Redeeming Michael Vick

"Two things you need to understand about WASP's: They love animals but they hate people."

- Gordon Gekko from the movie Wall Street

Initially I greeted the news about Michael Vick becoming a Philadelphia Eagle with a measure of cynicism. Certainly his participation in dogfighting was wrong, foolish, and, as he found out, illegal. Vick went from being the highest paid player in the NFL to being a resident in a federal prison after being convicted of conspiracy and running a dogfighting operation. That's enough for even PETA to seriously consider capital punishment.

But should his behavior, bad as it was, be the final chapter on Michael Vick? Should it disqualify him from ever again playing football professionally? Some reply with an unqualified "yes!" I agreed at one time. Now however I have had to reconsider my position. It's not that I don't think his crime should be without consequences. Indeed, Michael Vick has paid a steep price for what he did. When he steps out onto the field and is greeted by booing Philly fans he will be reminded that when he left the federal prison the consequences of his behavior did not come to a close.

The question for those of us who call ourselves Christians is whether or not we believe that someone who has offended our sensibilities so deeply can be redeemed. Do we believe that Michael Vick can be redeemed to the extent that he is allowed to return to that which he does so well? Make no mistake. Even if his talents are resurrected and he becomes once again a great football player he will for the rest of his career be known as the guy who killed dogs.

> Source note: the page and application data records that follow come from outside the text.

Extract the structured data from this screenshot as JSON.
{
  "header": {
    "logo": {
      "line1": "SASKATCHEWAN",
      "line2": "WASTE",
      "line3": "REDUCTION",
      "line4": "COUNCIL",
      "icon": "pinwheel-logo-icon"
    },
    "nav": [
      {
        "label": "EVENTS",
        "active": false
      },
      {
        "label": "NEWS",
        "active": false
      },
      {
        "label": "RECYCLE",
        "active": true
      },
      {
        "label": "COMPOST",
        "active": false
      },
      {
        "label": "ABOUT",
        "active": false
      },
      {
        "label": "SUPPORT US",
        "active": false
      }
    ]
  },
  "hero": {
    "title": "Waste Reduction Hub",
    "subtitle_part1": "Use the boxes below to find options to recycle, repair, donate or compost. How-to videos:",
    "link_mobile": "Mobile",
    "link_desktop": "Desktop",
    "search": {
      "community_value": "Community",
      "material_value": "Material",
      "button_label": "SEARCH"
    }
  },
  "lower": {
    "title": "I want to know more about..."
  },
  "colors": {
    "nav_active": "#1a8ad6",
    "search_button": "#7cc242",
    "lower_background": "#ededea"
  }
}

What I hope does not happen is for his first season with the Eagles to turn into the Michael Vick 'I Love Animals' Tour. I don't want him to wear 'I (heart) Puppies' t-shirts. He has done his time. His name is permanently tarnished. His redemption, if it is to occur, will not consist of words designed to assure us of how miserable he feels. The reality of his redemption will be revealed over time by the quality of his life. We ought to give him the time, and yes, our prayers toward that end.